The selective teaching of Ukraine’s history and the government’s moves to curb university autonomy are reinforcing concern that the country is moving away from the West and becoming more synchronized with Russia, and in some cases, even endorsing Moscow’s take on Ukrainian history.

The fifth-grade textbook under the previous administration referred to the Orange Revolution as the “Orange miracle,” according to Vakhtang Kipiani, the editor-in-chief of “Istorichna Pravda.” It was an interpretation he says that lacked objectivity, “but simply to throw out the Orange Revolution, that’s not right,” Kipiani said.

A lawmaker with the ruling Party of Regions and a member of the Parliamentary Committee on Education and Science, Maksym Lutsky, defended the change: “The Orange Revolution needs to be burned out of history because of what its instigators did to the country.”

No reference to Kruty . . . Deleting ‘man-made’ from famine . . . ‘Umbilical cord’ to Russia

“Minister [of Education, Science, Sport, and Youth Dmytro] Tabachnyk and the leaders of the ministry are anti-Orange, anti-democratic, anti-West people,” Kipiani said. “That’s why correspondingly at their level, as much as they can, they are trying to clean out the heritage of the Orange Revolution.

Some in the current leadership are connected by an umbilical cord to Russia; some in financial ways and some morally.”

Last year, Tabachnyk and his Russian counterpart, Andrei Fursenko, announced their intention to create a Ukrainian-Russian working group for the purpose of creating a joint textbook guide for history teachers in the two countries.

Tabachnyk also cancelled the 12th year of secondary school, bringing it into line with Russia’s 11-year system and making it more difficult, according to critics, for Ukrainian students to qualify to study at Western institutions, which typically are premised on 12 grades of schooling.

Read more:


Formidable Firtash in flurry of chemical acquisitions (more)


In protectionist bid, nation may hike fuel import taxes (more)


Kyiv Post, other dates

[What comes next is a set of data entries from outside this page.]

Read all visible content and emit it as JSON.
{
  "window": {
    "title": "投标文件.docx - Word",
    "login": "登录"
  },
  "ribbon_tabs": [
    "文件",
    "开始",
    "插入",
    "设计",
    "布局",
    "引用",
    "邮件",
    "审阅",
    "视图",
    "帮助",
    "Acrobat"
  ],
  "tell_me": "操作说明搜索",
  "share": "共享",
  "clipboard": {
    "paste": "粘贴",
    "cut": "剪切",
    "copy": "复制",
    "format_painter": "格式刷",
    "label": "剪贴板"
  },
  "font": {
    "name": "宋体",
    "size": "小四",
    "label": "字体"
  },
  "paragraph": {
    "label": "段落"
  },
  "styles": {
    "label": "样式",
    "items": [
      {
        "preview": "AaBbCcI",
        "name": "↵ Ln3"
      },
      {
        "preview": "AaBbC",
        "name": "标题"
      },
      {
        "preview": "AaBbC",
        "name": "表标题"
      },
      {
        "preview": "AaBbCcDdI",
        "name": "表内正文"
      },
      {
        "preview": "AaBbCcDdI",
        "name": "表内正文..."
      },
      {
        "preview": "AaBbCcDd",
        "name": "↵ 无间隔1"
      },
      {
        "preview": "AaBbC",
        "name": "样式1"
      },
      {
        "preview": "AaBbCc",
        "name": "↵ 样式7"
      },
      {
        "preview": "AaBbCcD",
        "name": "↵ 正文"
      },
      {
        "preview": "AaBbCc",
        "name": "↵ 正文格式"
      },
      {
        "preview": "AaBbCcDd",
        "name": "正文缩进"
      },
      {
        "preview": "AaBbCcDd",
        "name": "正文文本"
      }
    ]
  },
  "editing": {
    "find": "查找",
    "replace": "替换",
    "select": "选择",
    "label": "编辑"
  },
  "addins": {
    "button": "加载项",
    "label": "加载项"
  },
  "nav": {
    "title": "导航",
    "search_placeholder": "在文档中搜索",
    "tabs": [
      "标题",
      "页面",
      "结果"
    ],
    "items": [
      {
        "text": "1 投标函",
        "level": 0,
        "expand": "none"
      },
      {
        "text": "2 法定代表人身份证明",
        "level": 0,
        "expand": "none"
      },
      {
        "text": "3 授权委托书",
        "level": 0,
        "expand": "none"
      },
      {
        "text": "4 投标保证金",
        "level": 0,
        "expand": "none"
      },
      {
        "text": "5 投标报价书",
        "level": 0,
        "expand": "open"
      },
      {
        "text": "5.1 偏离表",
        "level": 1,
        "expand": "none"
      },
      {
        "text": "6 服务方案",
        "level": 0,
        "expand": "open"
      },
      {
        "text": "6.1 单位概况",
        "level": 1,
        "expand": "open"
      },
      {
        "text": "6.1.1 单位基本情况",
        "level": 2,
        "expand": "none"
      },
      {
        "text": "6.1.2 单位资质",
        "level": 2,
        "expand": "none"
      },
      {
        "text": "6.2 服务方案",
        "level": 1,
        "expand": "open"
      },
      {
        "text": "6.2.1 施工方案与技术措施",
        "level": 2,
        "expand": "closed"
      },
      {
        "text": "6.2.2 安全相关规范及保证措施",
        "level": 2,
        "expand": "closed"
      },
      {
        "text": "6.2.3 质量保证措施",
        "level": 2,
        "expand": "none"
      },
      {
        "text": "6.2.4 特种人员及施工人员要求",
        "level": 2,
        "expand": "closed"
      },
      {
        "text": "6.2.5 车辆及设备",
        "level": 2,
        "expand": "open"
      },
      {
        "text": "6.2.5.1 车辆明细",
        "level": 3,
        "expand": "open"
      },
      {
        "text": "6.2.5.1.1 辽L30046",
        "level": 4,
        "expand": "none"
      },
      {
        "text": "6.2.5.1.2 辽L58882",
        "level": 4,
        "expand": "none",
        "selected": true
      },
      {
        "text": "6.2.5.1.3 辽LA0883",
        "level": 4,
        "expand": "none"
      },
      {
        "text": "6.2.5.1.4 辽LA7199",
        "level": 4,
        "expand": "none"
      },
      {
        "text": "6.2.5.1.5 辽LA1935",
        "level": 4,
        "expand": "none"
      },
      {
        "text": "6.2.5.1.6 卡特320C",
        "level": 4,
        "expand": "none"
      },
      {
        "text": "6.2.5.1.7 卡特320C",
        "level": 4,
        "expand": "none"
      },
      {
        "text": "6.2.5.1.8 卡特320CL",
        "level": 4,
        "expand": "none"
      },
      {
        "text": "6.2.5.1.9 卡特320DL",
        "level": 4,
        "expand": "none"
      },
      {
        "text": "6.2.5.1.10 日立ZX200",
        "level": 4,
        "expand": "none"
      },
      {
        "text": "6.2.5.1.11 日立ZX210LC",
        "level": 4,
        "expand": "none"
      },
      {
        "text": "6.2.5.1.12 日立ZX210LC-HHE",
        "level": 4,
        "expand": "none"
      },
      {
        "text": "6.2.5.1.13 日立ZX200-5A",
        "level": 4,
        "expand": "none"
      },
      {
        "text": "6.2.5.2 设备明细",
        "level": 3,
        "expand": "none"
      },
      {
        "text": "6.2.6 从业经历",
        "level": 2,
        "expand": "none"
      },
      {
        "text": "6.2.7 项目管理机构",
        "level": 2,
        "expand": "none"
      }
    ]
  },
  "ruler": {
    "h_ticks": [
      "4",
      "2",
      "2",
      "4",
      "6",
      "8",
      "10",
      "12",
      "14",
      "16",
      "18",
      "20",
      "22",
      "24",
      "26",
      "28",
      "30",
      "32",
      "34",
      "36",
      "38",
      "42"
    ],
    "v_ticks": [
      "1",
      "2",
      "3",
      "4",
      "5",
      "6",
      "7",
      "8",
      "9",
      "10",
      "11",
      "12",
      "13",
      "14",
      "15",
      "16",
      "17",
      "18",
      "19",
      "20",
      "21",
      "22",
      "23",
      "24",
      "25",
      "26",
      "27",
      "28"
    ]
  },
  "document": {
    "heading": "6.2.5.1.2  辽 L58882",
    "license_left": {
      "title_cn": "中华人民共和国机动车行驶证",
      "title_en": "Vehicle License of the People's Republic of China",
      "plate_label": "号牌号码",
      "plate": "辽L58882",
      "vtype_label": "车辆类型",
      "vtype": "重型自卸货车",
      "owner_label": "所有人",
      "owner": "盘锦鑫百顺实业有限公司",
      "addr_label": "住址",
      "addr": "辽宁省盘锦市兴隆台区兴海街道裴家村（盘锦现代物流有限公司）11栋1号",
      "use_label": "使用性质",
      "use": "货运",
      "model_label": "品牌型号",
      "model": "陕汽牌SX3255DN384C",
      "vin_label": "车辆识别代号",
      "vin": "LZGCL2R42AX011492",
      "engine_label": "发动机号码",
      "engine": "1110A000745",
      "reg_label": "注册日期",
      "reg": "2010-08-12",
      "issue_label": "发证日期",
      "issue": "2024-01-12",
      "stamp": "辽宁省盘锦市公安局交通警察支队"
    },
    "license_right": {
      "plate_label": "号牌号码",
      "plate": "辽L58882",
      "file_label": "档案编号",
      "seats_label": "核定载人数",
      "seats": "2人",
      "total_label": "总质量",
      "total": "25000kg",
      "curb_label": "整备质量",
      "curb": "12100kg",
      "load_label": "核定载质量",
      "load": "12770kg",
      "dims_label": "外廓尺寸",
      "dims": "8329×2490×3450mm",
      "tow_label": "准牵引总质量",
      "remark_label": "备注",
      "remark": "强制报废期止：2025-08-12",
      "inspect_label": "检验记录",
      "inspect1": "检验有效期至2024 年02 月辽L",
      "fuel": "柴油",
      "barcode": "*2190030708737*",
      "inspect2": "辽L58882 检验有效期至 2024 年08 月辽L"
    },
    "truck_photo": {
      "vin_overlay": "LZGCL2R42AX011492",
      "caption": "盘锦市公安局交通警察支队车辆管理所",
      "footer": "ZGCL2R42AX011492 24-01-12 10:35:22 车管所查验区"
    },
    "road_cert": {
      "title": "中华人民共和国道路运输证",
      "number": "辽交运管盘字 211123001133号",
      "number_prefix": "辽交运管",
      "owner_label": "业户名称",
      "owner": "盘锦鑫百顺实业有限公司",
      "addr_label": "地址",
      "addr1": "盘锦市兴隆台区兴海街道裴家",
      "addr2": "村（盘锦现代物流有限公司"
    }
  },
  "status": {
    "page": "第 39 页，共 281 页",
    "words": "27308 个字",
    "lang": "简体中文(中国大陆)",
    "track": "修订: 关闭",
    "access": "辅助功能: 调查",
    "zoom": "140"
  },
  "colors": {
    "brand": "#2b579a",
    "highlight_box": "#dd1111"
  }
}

Fact-checking Yanukovych
1. Soon after becoming president, Yanukovych promised to ink a visa-free regime with the European Union. . . .
2. Yanukovych assured the Wall Street Journal that Ukraine had no intention of banning grain exports. . . .
3. In dealing with Russia, Ukraine will protect its national interests, Yanukovych told France’s Le Figaro newspaper. . . .
4. Yanukovych told a group of German media that billionaire businessman Valeriy Khoroshkovsky is the right person to serve as head of Ukraine’s SBU security services. . . .
5. Yanukovych downplayed probes centering on former Economy Minister Bohdan Danylyshyn, a close ally of former Prime Minister Yulia Tymoshenko, saying the investigation was not political because Danylyshyn himself was not involved in politics. . . .
6. In the same Washington Post interview, Yanukovych called on his main rival in the presidential election campaign, ex-Prime Minister Yulia Tymoshenko, to prove that corruption charges against her were baseless. . . .
7. In the same Washington Post interview, Yanukovych claimed that a major anti-corruption campaign was under way in Ukraine under his leadership. . . .
8. Yanukovych insists he fairly won the 2004 presidential election, where his allegedly fraud marred victory was overturned by the Orange Revolution. . . .
9. Yanukovych says he doesn’t fear anything. . . .
Read more:


Ukrainians buy $1.3 billion more currency than they sell in February 2011
Ukrainians in February 2011 bought $1.305 billion more foreign currency than they sold, whereas the difference in January was $864 million.

As the National Bank of Ukraine reported on its Web site, Ukrainians bought $2.613 billion from banks and sold back $1.308 billion over the period.

Read more:


U.S. experts: Ukraine 6th among countries most likely to default (more)

[I wonder where the U.S. itself was on that list.]